Monday, November 16, 2015
The joy for our family ran deep. My son got married on Saturday to a remarkable young woman from a faithful family, surrounded by love and prayers of friends and relations who witnessed exchange of vows and pledged support for these two fine young people. There was a gracious plenty of feasting and dancing. It was one of the best weekends of my life. The whole thing filled me with hope for the future. The joy ran deep.
Alongside that stream of joy ran breaking news of a broken world, the human family one more time victim of violence, this time in a city my wife and I recently visited for our wedding anniversary. I heard the news as I walked into the wedding rehearsal. Joys and fears, sorrow and love, part of life at the same time. Perplexing stuff. How do we withstand when we can’t understand? How do we navigate such contradiction? Deny one or the other? Act as if one or the other is not real or pertinent? Stop watching the news? Give up hope? Hope for revenge?
Our tradition knows contradiction. When Mary is told that her child will be the savior, she was also told that a sword would pierce her heart. A few days after Christmas, we observe the feast of Holy Innocents, horrific violence visited on the powerless. These days, we read the story of Hanukah in the Daily Office: capricious cruelty of political and military power visited on the faithful, those who love God most deeply. In John’s gospel, Jesus’ hour of glory is his hour on the cross. Nothing new here. The Bible tells me so. But that doesn’t mean we have any greater clue how to respond.

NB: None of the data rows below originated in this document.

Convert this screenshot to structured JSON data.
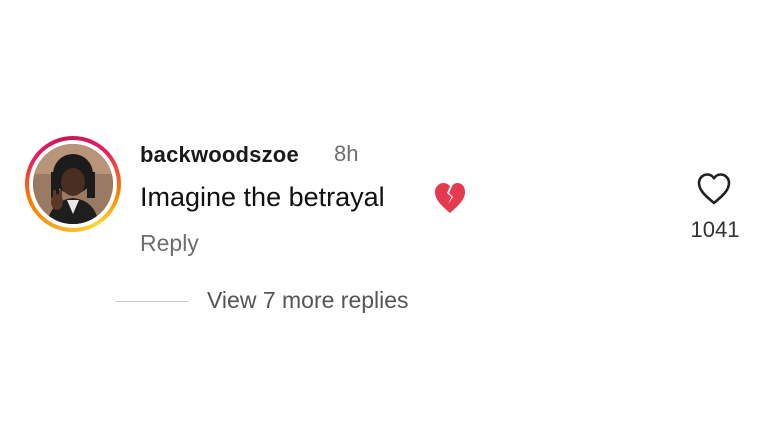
{
  "comment": {
    "username": "backwoodszoe",
    "time_ago": "8h",
    "text": "Imagine the betrayal",
    "emoji": "broken-heart-emoji",
    "reply_label": "Reply",
    "like_count": "1041",
    "view_replies_label": "View 7 more replies"
  },
  "colors": {
    "emoji_red": "#e53950",
    "story_ring_start": "#f9a825",
    "story_ring_end": "#e91e63",
    "secondary_text": "#6e6e6e"
  }
}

What are people of faith to do? I don’t really know, but let me offer this thought. In our work with congregations, here’s one of the marks of spiritual vitality. They pastor the community. I love the phrase which researchers developed and which echoes Jesus’ charge to disciples. It suggests that the role of the faith community, and individuals in it, is to focus beyond self to pastor the community. That can mean hands-on service, like Habitat or Meals on Wheels or charitable giving. It can mean advocacy, lobbying with people in power for policies that move toward justice and peace. It can mean learning about what God is already up to in the neighborhood, perhaps much needed interfaith conversation. It can mean presence to those in need. It can mean prayer, in silence, in word, in action.
That ability to pastor the community, as individuals, and communities, comes from a place of grace and deep joy, allowing us to move beyond self to see self as part of the whole human family. And God knows, the human family needs pastoring. From a platform of grace, we pray for our broken world, in all the ways we pray.
This Monday morning, if you’re looking for a way to pray in the midst of things beyond understanding, try the prayer for the human family (Book of Common Prayer, p. 815). Precede that prayer with ten minutes of silent remembrance of those who died, in prayer for those who have been injured in body, mind, spirit, seeking comfort for those who mourn, seeking guidance for those who lead, in intercession for twisted hearts that give their own lives to inflict random violence and spread terror. Pray for enemies. Pray for the human family.
Maybe the Spirit will lead you to actions that build on those prayers. I don’t know what those might be. I’m baffled by the contradictions, constrained by a sense of powerlessness, which is why I commend prayer. Whatever the response may be for you this morning as you pray for the people of Paris, and for the whole human family, may all be done in the spirit of Jesus, who was never afraid to confront evil, but never did so in a spirit of revenge. May our life of prayer be offered in the spirit of Jesus who came to live among us, to give his life for us, so that joy might be complete. May our life of prayer, with our lips and our lives, move toward healing in the spirit of Jesus, the great healer. May our life of prayer equip us to pastor the community.
That’s all I’ve got this Monday morning, with a heart full of joy and a heart that is broken all at the same time.
– Jay Sidebotham
A Prayer for the Human Family
O God, you made us in your own image and redeemed us
through Jesus your Son: Look with compassion on the whole human family; take away the arrogance and hatred which infect our hearts; break down the walls that separate us; unite us in bonds of love; and work through our struggle and
confusion to accomplish your purposes on earth; that, in your good time, all nations and races may serve you in harmony around your heavenly throne; through Jesus Christ
our Lord. Amen.
Jesus said: As the Father has loved me, so I have loved you; abide in my love. If you keep my commandments, you will abide in my love, just as I have kept my Father’s commandments and abide in his love. I have said these things to you so that my joy may be in you, and that your joy may be complete.
Rev. Jay Sidebotham
RenewalWorks is a ministry of Forward Movement.